YOUR OBJECTIVE:
Set down the entries once more exactly as they were written.

Data about app and page elements
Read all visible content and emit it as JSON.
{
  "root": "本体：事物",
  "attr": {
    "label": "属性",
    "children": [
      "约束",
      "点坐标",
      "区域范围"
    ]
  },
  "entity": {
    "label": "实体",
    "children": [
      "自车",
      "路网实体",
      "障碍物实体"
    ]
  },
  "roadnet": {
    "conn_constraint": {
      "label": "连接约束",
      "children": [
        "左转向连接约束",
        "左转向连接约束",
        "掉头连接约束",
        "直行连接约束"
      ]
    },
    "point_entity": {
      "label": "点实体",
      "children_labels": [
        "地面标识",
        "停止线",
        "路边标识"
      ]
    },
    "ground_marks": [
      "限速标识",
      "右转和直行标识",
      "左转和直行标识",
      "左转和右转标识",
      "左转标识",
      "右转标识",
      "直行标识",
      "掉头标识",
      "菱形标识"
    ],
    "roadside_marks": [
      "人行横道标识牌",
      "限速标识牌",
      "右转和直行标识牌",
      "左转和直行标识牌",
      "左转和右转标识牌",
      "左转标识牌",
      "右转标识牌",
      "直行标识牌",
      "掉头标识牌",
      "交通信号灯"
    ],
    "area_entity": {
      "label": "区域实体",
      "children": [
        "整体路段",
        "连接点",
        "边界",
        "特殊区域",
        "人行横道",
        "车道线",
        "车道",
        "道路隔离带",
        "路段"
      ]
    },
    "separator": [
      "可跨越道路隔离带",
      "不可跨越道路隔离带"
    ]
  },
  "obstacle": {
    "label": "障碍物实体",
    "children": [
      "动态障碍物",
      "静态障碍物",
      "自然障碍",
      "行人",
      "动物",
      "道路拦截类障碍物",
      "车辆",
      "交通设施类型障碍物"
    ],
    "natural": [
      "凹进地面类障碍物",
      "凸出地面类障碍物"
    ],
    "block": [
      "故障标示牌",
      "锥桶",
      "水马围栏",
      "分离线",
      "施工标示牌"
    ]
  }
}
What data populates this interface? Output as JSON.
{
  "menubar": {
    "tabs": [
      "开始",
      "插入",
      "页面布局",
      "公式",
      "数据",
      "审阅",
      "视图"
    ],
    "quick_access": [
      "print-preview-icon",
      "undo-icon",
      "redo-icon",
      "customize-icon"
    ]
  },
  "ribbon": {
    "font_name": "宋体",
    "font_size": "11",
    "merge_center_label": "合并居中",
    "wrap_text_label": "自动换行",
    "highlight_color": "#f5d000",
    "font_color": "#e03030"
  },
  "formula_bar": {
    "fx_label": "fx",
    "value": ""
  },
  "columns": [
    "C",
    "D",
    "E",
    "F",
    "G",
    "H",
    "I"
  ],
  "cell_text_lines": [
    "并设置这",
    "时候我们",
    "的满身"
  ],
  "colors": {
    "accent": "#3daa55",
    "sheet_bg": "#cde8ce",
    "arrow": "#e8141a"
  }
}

EXPECTED ANSWER:
Read all visible content and emit it as JSON.
{
  "root": "本体：事物",
  "attr": {
    "label": "属性",
    "children": [
      "约束",
      "点坐标",
      "区域范围"
    ]
  },
  "entity": {
    "label": "实体",
    "children": [
      "自车",
      "路网实体",
      "障碍物实体"
    ]
  },
  "roadnet": {
    "conn_constraint": {
      "label": "连接约束",
      "children": [
        "左转向连接约束",
        "左转向连接约束",
        "掉头连接约束",
        "直行连接约束"
      ]
    },
    "point_entity": {
      "label": "点实体",
      "children_labels": [
        "地面标识",
        "停止线",
        "路边标识"
      ]
    },
    "ground_marks": [
      "限速标识",
      "右转和直行标识",
      "左转和直行标识",
      "左转和右转标识",
      "左转标识",
      "右转标识",
      "直行标识",
      "掉头标识",
      "菱形标识"
    ],
    "roadside_marks": [
      "人行横道标识牌",
      "限速标识牌",
      "右转和直行标识牌",
      "左转和直行标识牌",
      "左转和右转标识牌",
      "左转标识牌",
      "右转标识牌",
      "直行标识牌",
      "掉头标识牌",
      "交通信号灯"
    ],
    "area_entity": {
      "label": "区域实体",
      "children": [
        "整体路段",
        "连接点",
        "边界",
        "特殊区域",
        "人行横道",
        "车道线",
        "车道",
        "道路隔离带",
        "路段"
      ]
    },
    "separator": [
      "可跨越道路隔离带",
      "不可跨越道路隔离带"
    ]
  },
  "obstacle": {
    "label": "障碍物实体",
    "children": [
      "动态障碍物",
      "静态障碍物",
      "自然障碍",
      "行人",
      "动物",
      "道路拦截类障碍物",
      "车辆",
      "交通设施类型障碍物"
    ],
    "natural": [
      "凹进地面类障碍物",
      "凸出地面类障碍物"
    ],
    "block": [
      "故障标示牌",
      "锥桶",
      "水马围栏",
      "分离线",
      "施工标示牌"
    ]
  }
}
What data populates this interface? Output as JSON.
{
  "menubar": {
    "tabs": [
      "开始",
      "插入",
      "页面布局",
      "公式",
      "数据",
      "审阅",
      "视图"
    ],
    "quick_access": [
      "print-preview-icon",
      "undo-icon",
      "redo-icon",
      "customize-icon"
    ]
  },
  "ribbon": {
    "font_name": "宋体",
    "font_size": "11",
    "merge_center_label": "合并居中",
    "wrap_text_label": "自动换行",
    "highlight_color": "#f5d000",
    "font_color": "#e03030"
  },
  "formula_bar": {
    "fx_label": "fx",
    "value": ""
  },
  "columns": [
    "C",
    "D",
    "E",
    "F",
    "G",
    "H",
    "I"
  ],
  "cell_text_lines": [
    "并设置这",
    "时候我们",
    "的满身"
  ],
  "colors": {
    "accent": "#3daa55",
    "sheet_bg": "#cde8ce",
    "arrow": "#e8141a"
  }
}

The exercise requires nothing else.